What the exercise asks
The data below should be restated word for word, with every picture omitted.
++++ Data shown
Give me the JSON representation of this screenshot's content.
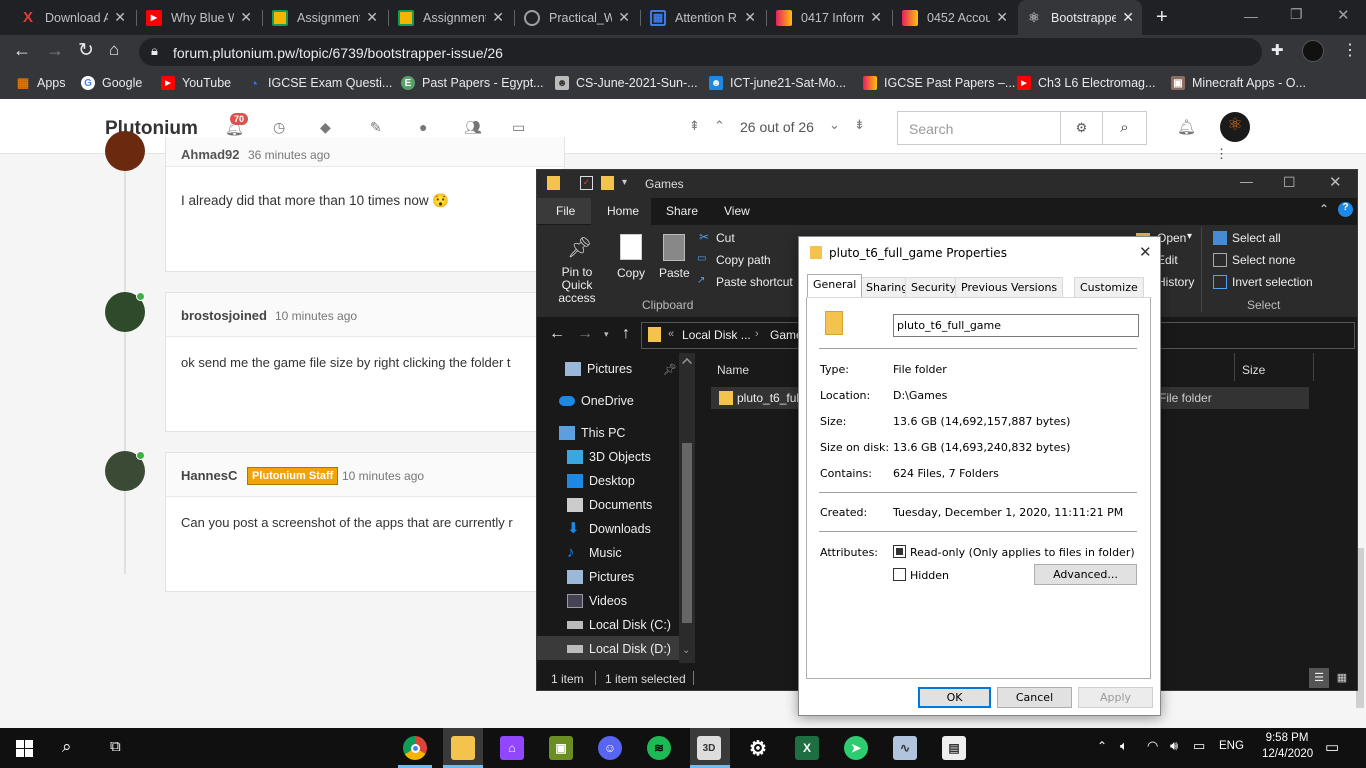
{
  "browser": {
    "tabs": [
      {
        "label": "Download A",
        "icon": "x-logo-icon",
        "color": "#e53935"
      },
      {
        "label": "Why Blue W",
        "icon": "youtube-icon",
        "color": "#ff0000"
      },
      {
        "label": "Assignment",
        "icon": "classroom-icon",
        "color": "#f4b400"
      },
      {
        "label": "Assignment",
        "icon": "classroom-icon",
        "color": "#f4b400"
      },
      {
        "label": "Practical_W",
        "icon": "globe-icon",
        "color": "#9aa0a6"
      },
      {
        "label": "Attention R",
        "icon": "table-icon",
        "color": "#3d7ae5"
      },
      {
        "label": "0417 Inform",
        "icon": "papacambridge-icon",
        "color": "#e91e63"
      },
      {
        "label": "0452 Accou",
        "icon": "papacambridge-icon",
        "color": "#e91e63"
      },
      {
        "label": "Bootstrappe",
        "icon": "plutonium-icon",
        "color": "#9aa0a6"
      }
    ],
    "url": "forum.plutonium.pw/topic/6739/bootstrapper-issue/26",
    "bookmarks": [
      {
        "label": "Apps",
        "icon": "apps-grid-icon",
        "color": "#e37400"
      },
      {
        "label": "Google",
        "icon": "google-icon",
        "color": "#4285f4"
      },
      {
        "label": "YouTube",
        "icon": "youtube-icon",
        "color": "#ff0000"
      },
      {
        "label": "IGCSE Exam Questi...",
        "icon": "loader-icon",
        "color": "#1e88e5"
      },
      {
        "label": "Past Papers - Egypt...",
        "icon": "egypt-icon",
        "color": "#5aa06a"
      },
      {
        "label": "CS-June-2021-Sun-...",
        "icon": "contact-icon",
        "color": "#888"
      },
      {
        "label": "ICT-june21-Sat-Mo...",
        "icon": "contact-icon",
        "color": "#1e88e5"
      },
      {
        "label": "IGCSE Past Papers –...",
        "icon": "papacambridge-icon",
        "color": "#e91e63"
      },
      {
        "label": "Ch3 L6 Electromag...",
        "icon": "youtube-icon",
        "color": "#ff0000"
      },
      {
        "label": "Minecraft Apps - O...",
        "icon": "minecraft-icon",
        "color": "#8d6e63"
      }
    ]
  },
  "site": {
    "brand": "Plutonium",
    "notification_count": "70",
    "pagination": "26 out of 26",
    "search_placeholder": "Search"
  },
  "posts": [
    {
      "author": "Ahmad92",
      "time": "36 minutes ago",
      "body": "I already did that more than 10 times now 😯",
      "avatar_color": "#6b2a10"
    },
    {
      "author": "brostosjoined",
      "time": "10 minutes ago",
      "body": "ok send me the game file size by right clicking the folder t",
      "avatar_color": "#2e4a2b"
    },
    {
      "author": "HannesC",
      "badge": "Plutonium Staff",
      "time": "10 minutes ago",
      "body": "Can you post a screenshot of the apps that are currently r",
      "avatar_color": "#3a4a35"
    }
  ],
  "explorer": {
    "title": "Games",
    "ribbon_tabs": [
      "File",
      "Home",
      "Share",
      "View"
    ],
    "clipboard": {
      "pin": "Pin to Quick access",
      "copy": "Copy",
      "paste": "Paste",
      "cut": "Cut",
      "copy_path": "Copy path",
      "paste_shortcut": "Paste shortcut",
      "group": "Clipboard"
    },
    "open_group": {
      "open": "Open",
      "edit": "Edit",
      "history": "History"
    },
    "select": {
      "all": "Select all",
      "none": "Select none",
      "invert": "Invert selection",
      "group": "Select"
    },
    "breadcrumb": [
      "Local Disk ...",
      "Games"
    ],
    "columns": {
      "name": "Name",
      "size": "Size"
    },
    "file_row": {
      "name": "pluto_t6_full_game",
      "type": "File folder"
    },
    "nav": [
      "Pictures",
      "OneDrive",
      "This PC",
      "3D Objects",
      "Desktop",
      "Documents",
      "Downloads",
      "Music",
      "Pictures",
      "Videos",
      "Local Disk (C:)",
      "Local Disk (D:)"
    ],
    "status": {
      "count": "1 item",
      "selected": "1 item selected"
    }
  },
  "dialog": {
    "title": "pluto_t6_full_game Properties",
    "tabs": [
      "General",
      "Sharing",
      "Security",
      "Previous Versions",
      "Customize"
    ],
    "name": "pluto_t6_full_game",
    "type_label": "Type:",
    "type": "File folder",
    "location_label": "Location:",
    "location": "D:\\Games",
    "size_label": "Size:",
    "size": "13.6 GB (14,692,157,887 bytes)",
    "size_on_disk_label": "Size on disk:",
    "size_on_disk": "13.6 GB (14,693,240,832 bytes)",
    "contains_label": "Contains:",
    "contains": "624 Files, 7 Folders",
    "created_label": "Created:",
    "created": "Tuesday, December 1, 2020, 11:11:21 PM",
    "attributes_label": "Attributes:",
    "readonly": "Read-only (Only applies to files in folder)",
    "hidden": "Hidden",
    "advanced": "Advanced...",
    "ok": "OK",
    "cancel": "Cancel",
    "apply": "Apply"
  },
  "taskbar": {
    "time": "9:58 PM",
    "date": "12/4/2020",
    "lang": "ENG"
  }
}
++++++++
Answer to the problem
Give me the JSON representation of this screenshot's content.
{
  "browser": {
    "tabs": [
      {
        "label": "Download A",
        "icon": "x-logo-icon",
        "color": "#e53935"
      },
      {
        "label": "Why Blue W",
        "icon": "youtube-icon",
        "color": "#ff0000"
      },
      {
        "label": "Assignment",
        "icon": "classroom-icon",
        "color": "#f4b400"
      },
      {
        "label": "Assignment",
        "icon": "classroom-icon",
        "color": "#f4b400"
      },
      {
        "label": "Practical_W",
        "icon": "globe-icon",
        "color": "#9aa0a6"
      },
      {
        "label": "Attention R",
        "icon": "table-icon",
        "color": "#3d7ae5"
      },
      {
        "label": "0417 Inform",
        "icon": "papacambridge-icon",
        "color": "#e91e63"
      },
      {
        "label": "0452 Accou",
        "icon": "papacambridge-icon",
        "color": "#e91e63"
      },
      {
        "label": "Bootstrappe",
        "icon": "plutonium-icon",
        "color": "#9aa0a6"
      }
    ],
    "url": "forum.plutonium.pw/topic/6739/bootstrapper-issue/26",
    "bookmarks": [
      {
        "label": "Apps",
        "icon": "apps-grid-icon",
        "color": "#e37400"
      },
      {
        "label": "Google",
        "icon": "google-icon",
        "color": "#4285f4"
      },
      {
        "label": "YouTube",
        "icon": "youtube-icon",
        "color": "#ff0000"
      },
      {
        "label": "IGCSE Exam Questi...",
        "icon": "loader-icon",
        "color": "#1e88e5"
      },
      {
        "label": "Past Papers - Egypt...",
        "icon": "egypt-icon",
        "color": "#5aa06a"
      },
      {
        "label": "CS-June-2021-Sun-...",
        "icon": "contact-icon",
        "color": "#888"
      },
      {
        "label": "ICT-june21-Sat-Mo...",
        "icon": "contact-icon",
        "color": "#1e88e5"
      },
      {
        "label": "IGCSE Past Papers –...",
        "icon": "papacambridge-icon",
        "color": "#e91e63"
      },
      {
        "label": "Ch3 L6 Electromag...",
        "icon": "youtube-icon",
        "color": "#ff0000"
      },
      {
        "label": "Minecraft Apps - O...",
        "icon": "minecraft-icon",
        "color": "#8d6e63"
      }
    ]
  },
  "site": {
    "brand": "Plutonium",
    "notification_count": "70",
    "pagination": "26 out of 26",
    "search_placeholder": "Search"
  },
  "posts": [
    {
      "author": "Ahmad92",
      "time": "36 minutes ago",
      "body": "I already did that more than 10 times now 😯",
      "avatar_color": "#6b2a10"
    },
    {
      "author": "brostosjoined",
      "time": "10 minutes ago",
      "body": "ok send me the game file size by right clicking the folder t",
      "avatar_color": "#2e4a2b"
    },
    {
      "author": "HannesC",
      "badge": "Plutonium Staff",
      "time": "10 minutes ago",
      "body": "Can you post a screenshot of the apps that are currently r",
      "avatar_color": "#3a4a35"
    }
  ],
  "explorer": {
    "title": "Games",
    "ribbon_tabs": [
      "File",
      "Home",
      "Share",
      "View"
    ],
    "clipboard": {
      "pin": "Pin to Quick access",
      "copy": "Copy",
      "paste": "Paste",
      "cut": "Cut",
      "copy_path": "Copy path",
      "paste_shortcut": "Paste shortcut",
      "group": "Clipboard"
    },
    "open_group": {
      "open": "Open",
      "edit": "Edit",
      "history": "History"
    },
    "select": {
      "all": "Select all",
      "none": "Select none",
      "invert": "Invert selection",
      "group": "Select"
    },
    "breadcrumb": [
      "Local Disk ...",
      "Games"
    ],
    "columns": {
      "name": "Name",
      "size": "Size"
    },
    "file_row": {
      "name": "pluto_t6_full_game",
      "type": "File folder"
    },
    "nav": [
      "Pictures",
      "OneDrive",
      "This PC",
      "3D Objects",
      "Desktop",
      "Documents",
      "Downloads",
      "Music",
      "Pictures",
      "Videos",
      "Local Disk (C:)",
      "Local Disk (D:)"
    ],
    "status": {
      "count": "1 item",
      "selected": "1 item selected"
    }
  },
  "dialog": {
    "title": "pluto_t6_full_game Properties",
    "tabs": [
      "General",
      "Sharing",
      "Security",
      "Previous Versions",
      "Customize"
    ],
    "name": "pluto_t6_full_game",
    "type_label": "Type:",
    "type": "File folder",
    "location_label": "Location:",
    "location": "D:\\Games",
    "size_label": "Size:",
    "size": "13.6 GB (14,692,157,887 bytes)",
    "size_on_disk_label": "Size on disk:",
    "size_on_disk": "13.6 GB (14,693,240,832 bytes)",
    "contains_label": "Contains:",
    "contains": "624 Files, 7 Folders",
    "created_label": "Created:",
    "created": "Tuesday, December 1, 2020, 11:11:21 PM",
    "attributes_label": "Attributes:",
    "readonly": "Read-only (Only applies to files in folder)",
    "hidden": "Hidden",
    "advanced": "Advanced...",
    "ok": "OK",
    "cancel": "Cancel",
    "apply": "Apply"
  },
  "taskbar": {
    "time": "9:58 PM",
    "date": "12/4/2020",
    "lang": "ENG"
  }
}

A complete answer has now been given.